** EXERCISE DETAILS **
Among these entries, how many lines have the string "List" in them? Only the number is needed.

============

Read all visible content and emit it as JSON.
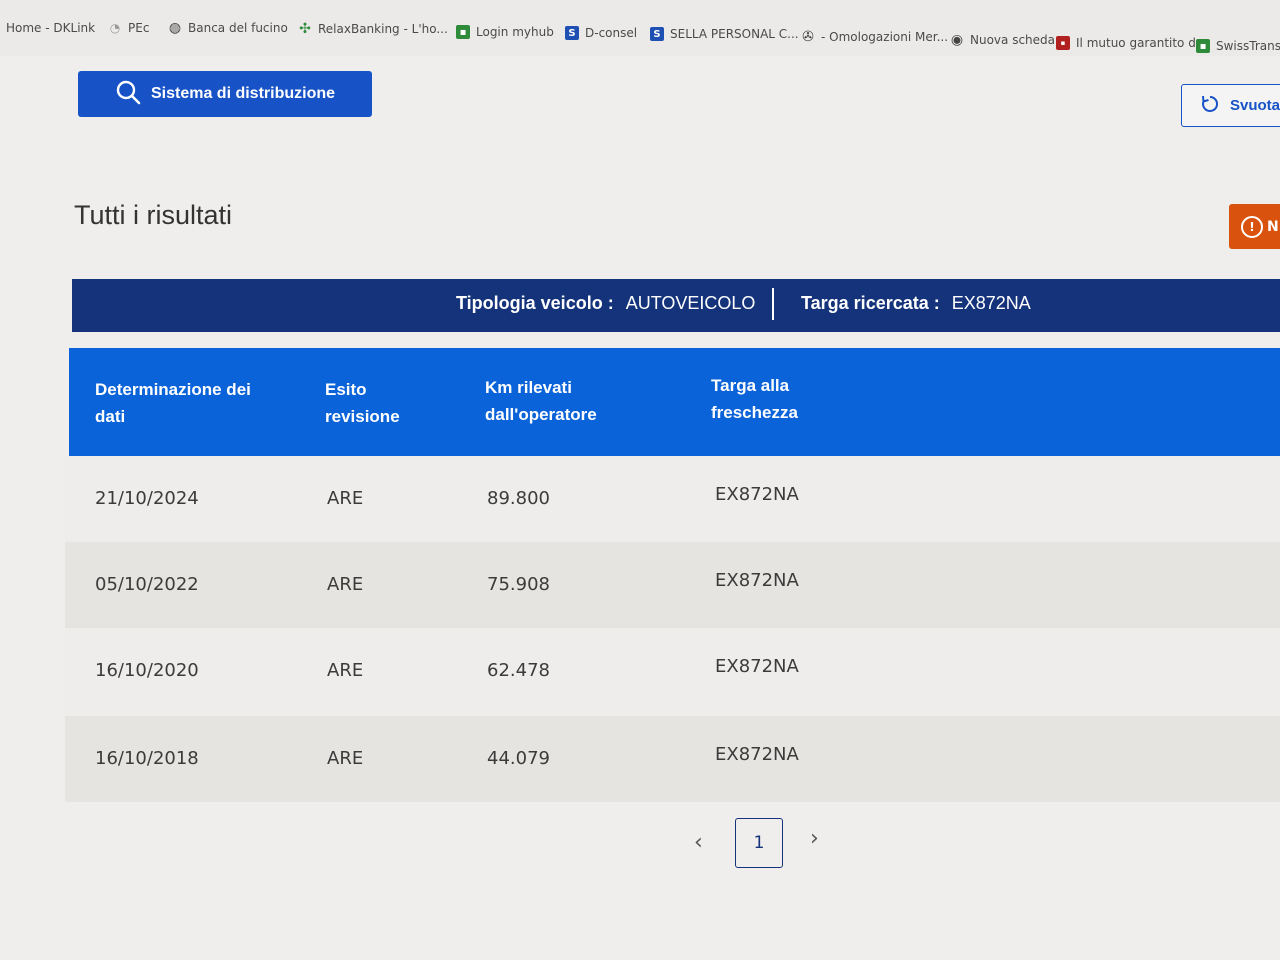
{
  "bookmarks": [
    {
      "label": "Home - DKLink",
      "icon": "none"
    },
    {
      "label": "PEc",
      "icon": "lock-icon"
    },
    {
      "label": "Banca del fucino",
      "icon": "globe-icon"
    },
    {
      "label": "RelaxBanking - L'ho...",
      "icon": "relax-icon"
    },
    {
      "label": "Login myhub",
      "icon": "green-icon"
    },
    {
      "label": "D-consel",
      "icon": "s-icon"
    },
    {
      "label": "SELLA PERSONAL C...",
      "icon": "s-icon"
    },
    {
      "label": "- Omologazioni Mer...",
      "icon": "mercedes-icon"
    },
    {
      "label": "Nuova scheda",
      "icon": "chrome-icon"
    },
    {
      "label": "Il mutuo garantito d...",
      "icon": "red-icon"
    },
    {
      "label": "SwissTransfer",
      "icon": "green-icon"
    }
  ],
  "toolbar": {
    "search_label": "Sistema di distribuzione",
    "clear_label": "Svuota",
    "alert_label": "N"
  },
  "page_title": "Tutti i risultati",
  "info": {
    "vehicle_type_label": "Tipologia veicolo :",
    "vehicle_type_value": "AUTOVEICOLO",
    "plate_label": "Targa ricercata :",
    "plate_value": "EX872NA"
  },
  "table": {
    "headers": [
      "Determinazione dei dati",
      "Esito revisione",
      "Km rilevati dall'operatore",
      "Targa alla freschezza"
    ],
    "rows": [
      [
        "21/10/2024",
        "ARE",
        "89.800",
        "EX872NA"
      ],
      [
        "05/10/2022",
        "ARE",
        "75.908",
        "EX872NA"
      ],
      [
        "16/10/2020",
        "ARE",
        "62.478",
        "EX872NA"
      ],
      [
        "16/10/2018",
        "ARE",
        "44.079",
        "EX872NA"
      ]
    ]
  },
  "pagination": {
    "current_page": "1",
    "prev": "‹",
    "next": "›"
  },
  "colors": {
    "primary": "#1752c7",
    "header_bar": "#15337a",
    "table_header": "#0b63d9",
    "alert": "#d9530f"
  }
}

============

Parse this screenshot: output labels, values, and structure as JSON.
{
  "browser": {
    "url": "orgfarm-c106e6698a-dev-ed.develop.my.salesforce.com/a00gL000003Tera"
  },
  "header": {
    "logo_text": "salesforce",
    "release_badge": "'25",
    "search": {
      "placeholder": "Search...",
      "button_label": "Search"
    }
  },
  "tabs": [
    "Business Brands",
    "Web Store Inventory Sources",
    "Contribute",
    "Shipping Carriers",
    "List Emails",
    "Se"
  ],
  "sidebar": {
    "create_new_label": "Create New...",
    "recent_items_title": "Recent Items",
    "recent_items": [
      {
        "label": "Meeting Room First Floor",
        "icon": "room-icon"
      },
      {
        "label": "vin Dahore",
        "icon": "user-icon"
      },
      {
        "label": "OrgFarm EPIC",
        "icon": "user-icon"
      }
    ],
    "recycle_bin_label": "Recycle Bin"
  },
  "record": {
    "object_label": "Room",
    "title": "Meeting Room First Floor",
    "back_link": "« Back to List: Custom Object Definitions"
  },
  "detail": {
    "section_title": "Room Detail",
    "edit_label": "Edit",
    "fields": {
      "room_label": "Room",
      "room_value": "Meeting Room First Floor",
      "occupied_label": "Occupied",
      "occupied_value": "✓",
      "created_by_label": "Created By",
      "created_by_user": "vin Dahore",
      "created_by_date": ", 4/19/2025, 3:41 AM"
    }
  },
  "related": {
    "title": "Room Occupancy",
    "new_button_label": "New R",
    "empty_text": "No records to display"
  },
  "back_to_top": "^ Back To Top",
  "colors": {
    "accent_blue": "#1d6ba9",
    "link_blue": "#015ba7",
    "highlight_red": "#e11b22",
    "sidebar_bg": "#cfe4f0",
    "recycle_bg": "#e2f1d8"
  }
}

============

** REPLY TO THE TASK **
2